The Beaujonomie concept is a play on bistronomie, the casual fine dining trend that has swept through forward-thinking restaurants over the past five years. Bistronomie asserts that good food can be well-crafted and accessible, combining fine cuisine with simple, convivial dining. Beaujonomie takes this mentality and goes one step further, asserting that good wine should be enjoyed in the same way: over a shared table with lively conversation and delicious food. Beaujonomie embraces the new generation of Beaujolais, one that believes that Beaujolais wines should be affordable, yet characterful, unpretentious, yet evocative.
The region is serious about sharing these Beaujolais of character, which is why Beaujolais is setting out to spread Beaujonomie among the masses. Trade attendees of VinoVision in Paris and Prowein in Düsseldorf already had the opportunity to preview Beaujonomie at the region’s stand and dedicated tasting experience this winter. Beaujolais also brought Beaujonomie to New York in May with an event for key influencers and consumer readers of VinePair. Held in the penthouse suite of the Hotel Indigo, attendees sipped Beaujolais and shared an array of tasty bites, mingling and snapping photos in a Beaujolais photo booth.
That’s just the start of the exciting months ahead for Beaujolais wines. From East Coast to West, Beaujolais is traveling to U.S. food and wine festivals all summer and fall. Wine lovers can experience the wines of Beaujolais at the Wine Riots in Atlanta and Chicago, Feast Portland in Oregon, and Taste Williamsburg in Brooklyn, while trade members will drink Beaujolais at the Society of Wine Educators Conference in the Finger Lakes and SommCon in San Diego.
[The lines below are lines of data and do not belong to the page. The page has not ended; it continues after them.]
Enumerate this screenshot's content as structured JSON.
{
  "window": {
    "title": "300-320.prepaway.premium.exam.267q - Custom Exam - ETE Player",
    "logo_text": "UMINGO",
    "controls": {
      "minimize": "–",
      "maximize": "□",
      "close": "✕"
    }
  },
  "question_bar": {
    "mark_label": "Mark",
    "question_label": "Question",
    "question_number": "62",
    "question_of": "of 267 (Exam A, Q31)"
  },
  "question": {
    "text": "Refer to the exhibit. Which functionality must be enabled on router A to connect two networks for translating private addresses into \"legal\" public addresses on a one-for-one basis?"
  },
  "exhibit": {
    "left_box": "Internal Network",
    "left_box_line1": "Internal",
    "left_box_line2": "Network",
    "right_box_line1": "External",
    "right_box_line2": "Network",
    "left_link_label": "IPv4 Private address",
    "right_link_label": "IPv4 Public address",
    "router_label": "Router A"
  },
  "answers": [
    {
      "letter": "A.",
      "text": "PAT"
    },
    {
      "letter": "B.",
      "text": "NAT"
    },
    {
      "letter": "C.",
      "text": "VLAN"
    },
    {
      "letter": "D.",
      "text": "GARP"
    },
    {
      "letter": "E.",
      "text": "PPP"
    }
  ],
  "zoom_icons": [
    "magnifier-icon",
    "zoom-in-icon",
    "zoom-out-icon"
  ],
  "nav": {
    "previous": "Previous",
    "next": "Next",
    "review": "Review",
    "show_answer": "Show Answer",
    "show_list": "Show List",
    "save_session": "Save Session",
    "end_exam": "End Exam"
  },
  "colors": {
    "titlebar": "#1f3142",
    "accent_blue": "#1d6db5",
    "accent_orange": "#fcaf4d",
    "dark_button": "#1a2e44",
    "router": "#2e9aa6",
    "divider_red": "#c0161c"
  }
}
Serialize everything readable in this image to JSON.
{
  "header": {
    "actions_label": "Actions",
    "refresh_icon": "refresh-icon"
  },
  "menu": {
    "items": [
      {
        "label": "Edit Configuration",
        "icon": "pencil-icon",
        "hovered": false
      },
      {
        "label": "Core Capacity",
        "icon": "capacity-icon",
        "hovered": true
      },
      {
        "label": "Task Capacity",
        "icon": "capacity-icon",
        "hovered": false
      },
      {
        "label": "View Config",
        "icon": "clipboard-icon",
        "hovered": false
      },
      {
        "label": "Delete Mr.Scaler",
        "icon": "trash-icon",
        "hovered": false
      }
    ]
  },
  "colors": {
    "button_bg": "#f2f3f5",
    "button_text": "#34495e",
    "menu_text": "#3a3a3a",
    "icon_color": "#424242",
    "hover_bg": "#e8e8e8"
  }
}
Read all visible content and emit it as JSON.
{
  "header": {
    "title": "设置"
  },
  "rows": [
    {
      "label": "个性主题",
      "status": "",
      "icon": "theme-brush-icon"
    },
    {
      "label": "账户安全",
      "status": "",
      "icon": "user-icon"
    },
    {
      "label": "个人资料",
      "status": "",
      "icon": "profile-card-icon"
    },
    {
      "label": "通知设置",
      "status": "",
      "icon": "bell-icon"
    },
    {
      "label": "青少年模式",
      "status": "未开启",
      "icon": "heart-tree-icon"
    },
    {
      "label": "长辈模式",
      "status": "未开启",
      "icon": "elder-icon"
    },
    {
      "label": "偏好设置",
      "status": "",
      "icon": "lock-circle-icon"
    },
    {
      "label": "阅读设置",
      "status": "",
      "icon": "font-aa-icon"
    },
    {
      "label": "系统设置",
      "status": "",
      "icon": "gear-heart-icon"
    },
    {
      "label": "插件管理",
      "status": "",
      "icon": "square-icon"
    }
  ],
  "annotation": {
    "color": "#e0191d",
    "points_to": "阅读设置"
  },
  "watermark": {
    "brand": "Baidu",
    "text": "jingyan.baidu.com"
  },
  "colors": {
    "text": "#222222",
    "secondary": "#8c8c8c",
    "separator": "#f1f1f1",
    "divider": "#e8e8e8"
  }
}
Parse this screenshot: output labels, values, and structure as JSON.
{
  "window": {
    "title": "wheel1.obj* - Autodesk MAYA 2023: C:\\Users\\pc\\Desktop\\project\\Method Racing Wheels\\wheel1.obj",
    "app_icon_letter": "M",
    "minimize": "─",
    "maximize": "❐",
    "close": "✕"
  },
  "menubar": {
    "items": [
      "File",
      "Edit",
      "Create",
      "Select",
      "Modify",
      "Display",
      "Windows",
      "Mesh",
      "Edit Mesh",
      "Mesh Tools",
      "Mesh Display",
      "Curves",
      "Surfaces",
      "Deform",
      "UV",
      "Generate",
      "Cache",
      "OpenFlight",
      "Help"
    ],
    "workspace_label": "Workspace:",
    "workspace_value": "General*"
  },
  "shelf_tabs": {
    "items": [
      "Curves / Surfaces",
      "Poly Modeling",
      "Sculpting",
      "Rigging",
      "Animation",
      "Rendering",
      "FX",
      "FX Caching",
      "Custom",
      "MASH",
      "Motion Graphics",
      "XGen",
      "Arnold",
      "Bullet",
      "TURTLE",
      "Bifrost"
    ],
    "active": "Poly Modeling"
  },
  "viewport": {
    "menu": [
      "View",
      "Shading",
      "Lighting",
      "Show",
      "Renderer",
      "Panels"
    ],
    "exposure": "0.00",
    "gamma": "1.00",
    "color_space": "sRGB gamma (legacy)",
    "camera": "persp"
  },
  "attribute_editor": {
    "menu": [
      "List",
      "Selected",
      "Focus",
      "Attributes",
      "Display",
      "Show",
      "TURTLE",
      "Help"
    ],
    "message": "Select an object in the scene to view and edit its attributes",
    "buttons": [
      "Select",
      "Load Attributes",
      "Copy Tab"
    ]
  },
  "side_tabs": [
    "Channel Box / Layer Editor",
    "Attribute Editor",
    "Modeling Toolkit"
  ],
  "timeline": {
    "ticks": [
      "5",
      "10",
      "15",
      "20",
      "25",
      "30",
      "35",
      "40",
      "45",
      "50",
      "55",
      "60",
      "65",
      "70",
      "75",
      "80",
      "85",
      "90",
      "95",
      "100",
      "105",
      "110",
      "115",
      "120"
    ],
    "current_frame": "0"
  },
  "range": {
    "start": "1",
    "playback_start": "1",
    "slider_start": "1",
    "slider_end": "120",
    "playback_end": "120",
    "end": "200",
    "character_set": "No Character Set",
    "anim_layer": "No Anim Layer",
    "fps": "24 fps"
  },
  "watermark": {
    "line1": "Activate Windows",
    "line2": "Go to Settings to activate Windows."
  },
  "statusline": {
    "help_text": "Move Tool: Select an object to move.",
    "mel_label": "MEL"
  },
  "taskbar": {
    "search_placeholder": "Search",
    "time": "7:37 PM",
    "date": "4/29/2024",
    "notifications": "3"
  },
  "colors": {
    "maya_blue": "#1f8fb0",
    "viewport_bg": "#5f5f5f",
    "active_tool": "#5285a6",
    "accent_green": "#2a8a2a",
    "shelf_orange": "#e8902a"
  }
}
Oenophiles need not wait until Beaujolais comes to them in order to celebrate, though. Beaujonomie is an everyday, everywhere movement for everyone, and it’s easy to partake. Simply set out a few family-style dishes, find a bottle of Beaujolais, share with friends, and enjoy the Beaujonomie way of life.